My father Frank Arbuckle (Buck) was born in 1877, was raised in Kansas, and went railroading in 1906.
In 1913, he joined one of Union Pacific's constituent railroads, The Denver and Salt Lake Railroad (the Moffat Road) as a trainman, working there until 1946. He then worked with the UP-constituent railroad, the Denver & Rio Grande Western, from the time of the Moffat merger (circa 1946) until his retirement in 1959.
The Moffat was completed from Denver to its terminus, Craig, Colo., around 1913, and Rollins Pass, 50 miles west of Denver at 11,660 feet, with its 4 percent grade and months of arctic-like blizzards, dominated Moffat railroad operations, economics and the lives of employees.
Buck, based in Denver as conductor, worked Rollins Pass freight and in the winter worked snowplow trains over the Pass with its hazards, such as snarled trains; out-of-water tenders; and track laborers shoveling from snow precipices to clear a plow's blades and refill tenders. The single experience from that time that he shared with me was that of being stranded 30 days on the Pass because of repetitive blizzards!

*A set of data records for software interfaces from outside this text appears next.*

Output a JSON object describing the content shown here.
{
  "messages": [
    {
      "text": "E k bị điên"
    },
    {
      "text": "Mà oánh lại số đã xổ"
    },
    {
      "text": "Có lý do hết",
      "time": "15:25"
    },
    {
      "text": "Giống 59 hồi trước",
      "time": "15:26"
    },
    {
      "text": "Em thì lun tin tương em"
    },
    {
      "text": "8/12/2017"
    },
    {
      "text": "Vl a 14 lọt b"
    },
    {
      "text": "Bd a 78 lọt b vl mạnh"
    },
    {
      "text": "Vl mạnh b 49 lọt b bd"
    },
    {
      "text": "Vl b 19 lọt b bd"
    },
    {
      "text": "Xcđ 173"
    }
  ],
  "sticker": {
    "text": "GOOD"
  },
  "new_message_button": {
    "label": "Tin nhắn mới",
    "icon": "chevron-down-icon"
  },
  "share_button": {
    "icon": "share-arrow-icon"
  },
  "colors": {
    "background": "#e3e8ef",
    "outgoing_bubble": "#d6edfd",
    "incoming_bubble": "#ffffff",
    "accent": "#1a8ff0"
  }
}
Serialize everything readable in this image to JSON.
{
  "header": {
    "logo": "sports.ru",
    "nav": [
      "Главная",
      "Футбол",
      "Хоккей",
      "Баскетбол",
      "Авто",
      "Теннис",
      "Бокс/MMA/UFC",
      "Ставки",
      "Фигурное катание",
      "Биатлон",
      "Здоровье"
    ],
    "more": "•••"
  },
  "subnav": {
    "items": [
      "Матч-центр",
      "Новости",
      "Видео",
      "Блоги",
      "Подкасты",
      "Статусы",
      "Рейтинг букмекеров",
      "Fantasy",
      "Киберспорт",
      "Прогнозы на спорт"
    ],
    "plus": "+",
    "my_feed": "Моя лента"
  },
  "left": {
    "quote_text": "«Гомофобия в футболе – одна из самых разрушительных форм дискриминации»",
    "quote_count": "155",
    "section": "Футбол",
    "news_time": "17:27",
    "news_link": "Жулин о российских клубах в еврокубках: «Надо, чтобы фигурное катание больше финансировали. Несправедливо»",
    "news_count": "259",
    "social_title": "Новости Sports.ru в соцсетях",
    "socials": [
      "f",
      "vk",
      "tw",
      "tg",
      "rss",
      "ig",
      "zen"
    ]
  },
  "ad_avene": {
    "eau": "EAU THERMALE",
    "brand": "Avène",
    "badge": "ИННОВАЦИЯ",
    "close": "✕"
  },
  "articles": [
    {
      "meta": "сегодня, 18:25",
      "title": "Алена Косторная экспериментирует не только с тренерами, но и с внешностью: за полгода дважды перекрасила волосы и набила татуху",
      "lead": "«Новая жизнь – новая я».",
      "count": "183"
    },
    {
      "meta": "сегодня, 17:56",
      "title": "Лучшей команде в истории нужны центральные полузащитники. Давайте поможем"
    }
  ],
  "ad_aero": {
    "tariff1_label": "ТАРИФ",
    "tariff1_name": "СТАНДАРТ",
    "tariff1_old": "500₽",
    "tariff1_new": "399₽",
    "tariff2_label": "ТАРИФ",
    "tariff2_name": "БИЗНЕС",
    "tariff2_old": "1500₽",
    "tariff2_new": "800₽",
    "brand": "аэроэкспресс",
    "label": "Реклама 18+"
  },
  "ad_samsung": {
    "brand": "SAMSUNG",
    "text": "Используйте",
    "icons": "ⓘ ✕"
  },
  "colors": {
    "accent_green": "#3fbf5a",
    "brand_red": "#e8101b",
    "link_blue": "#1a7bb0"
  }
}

My father already was 22 years into his railroad career when I was born, but when I was nine, I occasionally made trips with him. A few miles after departure, and after eating my precious box of animal crackers, I was asleep, sprawled in a chair car seat.
Original plans were that my father would retire in 1942, at the age of 65, and he would move back to where his railroad career began: Nickerson, Kan. But everything changed in December 1941 with Pearl Harbor. He knew there would be a huge need for railroad workers to serve the war effort, and retirement was out!
He finally did retire in 1959, at the age of 82, still in excellent health, with 53 years of railroad service, 46 of which were with Union Pacific's constituent railroads. Well before his retirement, the use of the Moffat Station was history. The train register, his locker, and watch check now were deep in the DUT (Denver Union Terminal), itself an edifice of change in regional Denver.
Buck was a witness to a large segment of spectacular Colorado railroad history, and he was part of that history. He passed away in 1973 at the age of 96, and was buried at the Goleta, Calif., Cemetery, just yards from the Union Pacific Coastline main.